→ **PROBLEM DETAILS**
Reproduce verbatim all of the data given below, but do not carry over the images.

Top of SUPPLIED DATA

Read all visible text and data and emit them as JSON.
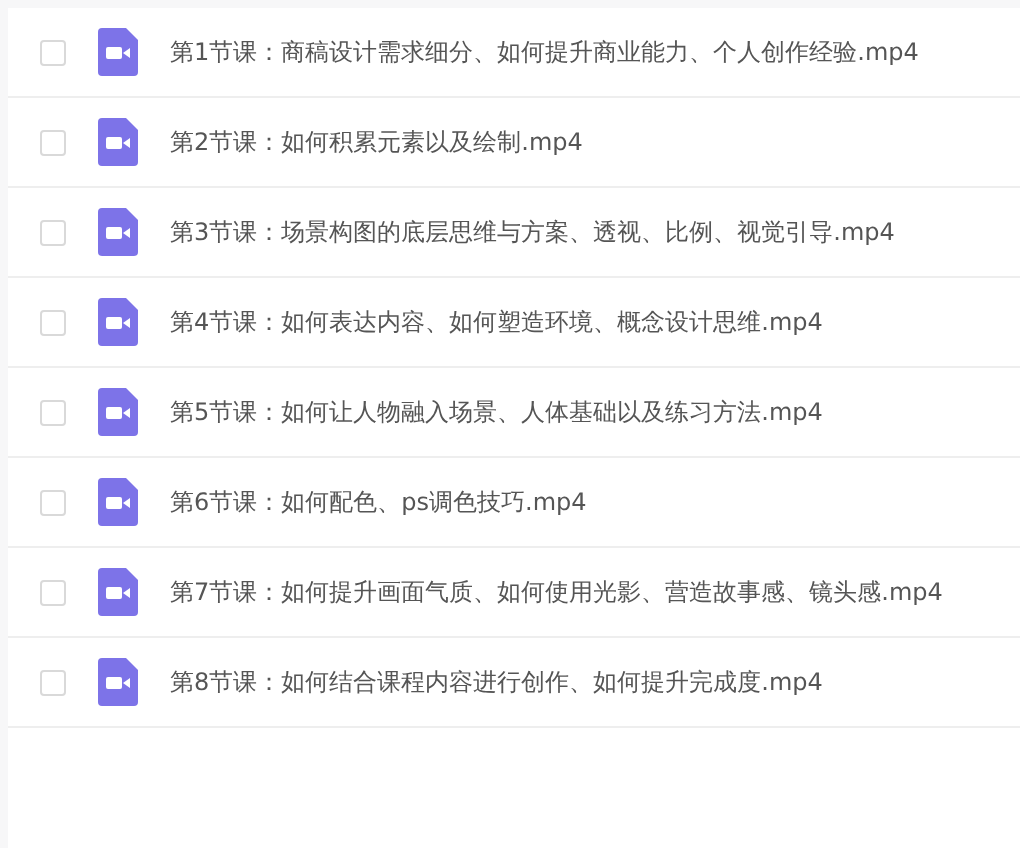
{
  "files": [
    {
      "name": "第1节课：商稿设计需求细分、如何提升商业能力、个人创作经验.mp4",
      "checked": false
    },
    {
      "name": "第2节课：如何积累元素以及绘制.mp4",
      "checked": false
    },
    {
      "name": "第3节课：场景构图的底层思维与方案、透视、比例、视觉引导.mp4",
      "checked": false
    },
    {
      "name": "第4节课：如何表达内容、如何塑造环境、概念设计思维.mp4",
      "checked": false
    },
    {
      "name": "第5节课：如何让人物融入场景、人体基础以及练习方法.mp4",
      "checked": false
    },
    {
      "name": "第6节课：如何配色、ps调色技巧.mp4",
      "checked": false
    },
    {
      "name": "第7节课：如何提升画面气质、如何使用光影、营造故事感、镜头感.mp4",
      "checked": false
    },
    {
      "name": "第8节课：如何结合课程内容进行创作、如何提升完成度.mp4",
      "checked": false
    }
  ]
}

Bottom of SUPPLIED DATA

→ **ANSWER TO THIS TASK**
Read all visible text and data and emit them as JSON.
{
  "files": [
    {
      "name": "第1节课：商稿设计需求细分、如何提升商业能力、个人创作经验.mp4",
      "checked": false
    },
    {
      "name": "第2节课：如何积累元素以及绘制.mp4",
      "checked": false
    },
    {
      "name": "第3节课：场景构图的底层思维与方案、透视、比例、视觉引导.mp4",
      "checked": false
    },
    {
      "name": "第4节课：如何表达内容、如何塑造环境、概念设计思维.mp4",
      "checked": false
    },
    {
      "name": "第5节课：如何让人物融入场景、人体基础以及练习方法.mp4",
      "checked": false
    },
    {
      "name": "第6节课：如何配色、ps调色技巧.mp4",
      "checked": false
    },
    {
      "name": "第7节课：如何提升画面气质、如何使用光影、营造故事感、镜头感.mp4",
      "checked": false
    },
    {
      "name": "第8节课：如何结合课程内容进行创作、如何提升完成度.mp4",
      "checked": false
    }
  ]
}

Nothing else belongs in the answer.